Published Mar 2nd, 2021 12:56PM EST
Stimulus check update
Image: methaphum/Adobe

While we wait for an official stimulus check update, which will come following the passage by the Senate of President Biden’s $1.9 trillion economic relief legislation and the president signing it into law, here’s a mind-boggling number to keep in mind related to the new federal action that makes the latest round of checks possible.

Once Biden’s massive new relief bill is finally passed by Congress, it will bring the total dollar amount of federal relief approved by Congress in the wake of the coronavirus pandemic to almost $6 trillion (which includes action taken under the Trump administration, as well). Biden’s big rescue package which, of course, added significantly to that total, includes a third round of coronavirus stimulus checks at its core — checks for generally $1,400 that will be sent to millions of Americans. Before they start to be distributed, though, there’s something important about them that you should definitely be aware of.

First of all, now that tax filing season is underway, it’s important to know that there’s an important connection between your next stimulus check and your 2020 tax return that’s due by April 15 (unless you live in Texas).

When you choose to file your taxes might actually end up impacting how much money you get with the new round of stimulus checks from the Biden administration. Here’s why — as we noted in a previous post, your eligibility for the full $1,400 stimulus check amount or even for a phased-out version of it will be dependent on how much money you make.

The IRS is that agency that will be sending out the stimulus checks, and, accordingly, it will be checking your most recent tax return to identify the most recent adjusted gross income (AGI) figure it has on file for you. That suggests the following – for some people, it will probably be ideal to hurry and get your 2020 tax return filed, if your financial situation is better this year.

Why? Well, the 2020 tax return is going to cover last year — a hellish year for many people, when the coronavirus pandemic ravaged people’s lives and incomes.

If you had a child in 2020, if you got married in 2020 (if your incomes combined come in below the $150,000 threshold), or if you could be claimed as a dependent on someone’s 2019 tax return, but not their 2020 tax return, you’ll want to hurry up and file your taxes. But you should probably wait to file your 2020 tax return until the new bill is passed and checks start going out if your income was higher in 2020, if you had a death in the family in 2020, if you got divorced in 2020 (and your individual income takes you over the $75,000 threshold), or if you can’t claim your child as a dependent any longer.

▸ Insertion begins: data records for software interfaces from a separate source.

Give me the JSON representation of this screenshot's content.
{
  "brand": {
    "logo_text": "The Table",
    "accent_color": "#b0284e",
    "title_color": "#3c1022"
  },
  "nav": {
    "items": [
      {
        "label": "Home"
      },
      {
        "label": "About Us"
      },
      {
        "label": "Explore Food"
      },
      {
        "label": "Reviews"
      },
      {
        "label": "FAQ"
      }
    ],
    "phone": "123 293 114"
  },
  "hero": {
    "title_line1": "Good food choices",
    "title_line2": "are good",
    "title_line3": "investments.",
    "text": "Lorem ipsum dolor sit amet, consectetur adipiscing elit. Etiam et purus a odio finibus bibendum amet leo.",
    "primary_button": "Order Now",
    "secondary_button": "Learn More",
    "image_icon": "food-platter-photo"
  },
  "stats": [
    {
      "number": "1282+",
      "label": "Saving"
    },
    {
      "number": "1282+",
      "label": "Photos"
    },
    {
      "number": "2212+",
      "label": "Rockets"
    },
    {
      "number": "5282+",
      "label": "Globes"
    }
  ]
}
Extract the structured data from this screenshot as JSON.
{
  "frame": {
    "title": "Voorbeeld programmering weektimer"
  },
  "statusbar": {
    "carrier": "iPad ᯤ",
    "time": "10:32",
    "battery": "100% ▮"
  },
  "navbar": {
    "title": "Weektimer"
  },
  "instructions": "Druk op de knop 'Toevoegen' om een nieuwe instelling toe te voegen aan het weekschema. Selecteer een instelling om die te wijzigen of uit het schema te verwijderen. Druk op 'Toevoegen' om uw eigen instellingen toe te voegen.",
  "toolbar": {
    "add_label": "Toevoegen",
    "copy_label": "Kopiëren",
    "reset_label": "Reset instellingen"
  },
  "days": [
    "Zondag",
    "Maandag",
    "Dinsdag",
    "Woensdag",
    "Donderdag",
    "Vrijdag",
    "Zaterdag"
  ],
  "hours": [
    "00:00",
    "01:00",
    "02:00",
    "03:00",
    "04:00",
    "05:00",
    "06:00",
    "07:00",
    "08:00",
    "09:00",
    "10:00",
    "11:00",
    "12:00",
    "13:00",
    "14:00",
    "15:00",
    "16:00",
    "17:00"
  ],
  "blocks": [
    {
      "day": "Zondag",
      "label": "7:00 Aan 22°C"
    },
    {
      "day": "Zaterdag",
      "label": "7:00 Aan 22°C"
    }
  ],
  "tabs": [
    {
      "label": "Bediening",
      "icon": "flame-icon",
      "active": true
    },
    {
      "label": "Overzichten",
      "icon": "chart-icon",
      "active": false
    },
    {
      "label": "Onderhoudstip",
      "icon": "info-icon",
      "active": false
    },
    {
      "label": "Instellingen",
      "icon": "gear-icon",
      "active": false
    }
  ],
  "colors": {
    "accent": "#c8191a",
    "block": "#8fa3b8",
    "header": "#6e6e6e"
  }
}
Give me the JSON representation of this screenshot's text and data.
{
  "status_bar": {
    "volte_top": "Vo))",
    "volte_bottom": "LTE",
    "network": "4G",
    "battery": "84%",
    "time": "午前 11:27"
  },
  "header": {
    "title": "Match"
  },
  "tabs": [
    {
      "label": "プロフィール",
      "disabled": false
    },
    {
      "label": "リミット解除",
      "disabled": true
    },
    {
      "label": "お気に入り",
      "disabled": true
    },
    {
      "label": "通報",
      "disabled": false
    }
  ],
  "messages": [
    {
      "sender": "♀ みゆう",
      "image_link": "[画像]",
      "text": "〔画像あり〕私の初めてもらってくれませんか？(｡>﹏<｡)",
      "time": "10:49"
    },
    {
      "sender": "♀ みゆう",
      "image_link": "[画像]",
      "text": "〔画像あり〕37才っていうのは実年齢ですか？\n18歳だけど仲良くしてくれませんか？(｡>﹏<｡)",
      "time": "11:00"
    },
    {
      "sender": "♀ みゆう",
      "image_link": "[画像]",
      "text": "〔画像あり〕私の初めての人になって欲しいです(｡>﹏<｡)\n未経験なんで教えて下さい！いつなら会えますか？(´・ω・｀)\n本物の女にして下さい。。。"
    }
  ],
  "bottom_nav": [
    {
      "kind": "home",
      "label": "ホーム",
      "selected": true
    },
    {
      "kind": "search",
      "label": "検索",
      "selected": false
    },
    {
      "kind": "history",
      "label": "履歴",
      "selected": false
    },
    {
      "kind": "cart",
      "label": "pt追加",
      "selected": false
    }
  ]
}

Senate passage of the $1.9 trillion bill that funds the new round of stimulus checks could come later this week, in which case Biden would sign it into law not long after — kick-starting the new check disbursements.

Andy Meek Trending News Editor

Andy Meek is a reporter based in Memphis who has covered media, entertainment, and culture for over 20 years. His work has appeared in outlets including The Guardian, Forbes, and The Financial Times, and he’s written for BGR since 2015. Andy's coverage includes technology and entertainment, and he has a particular interest in all things streaming.

Over the years, he’s interviewed legendary figures in entertainment and tech that range from Stan Lee to John McAfee, Peter Thiel, and Reed Hastings.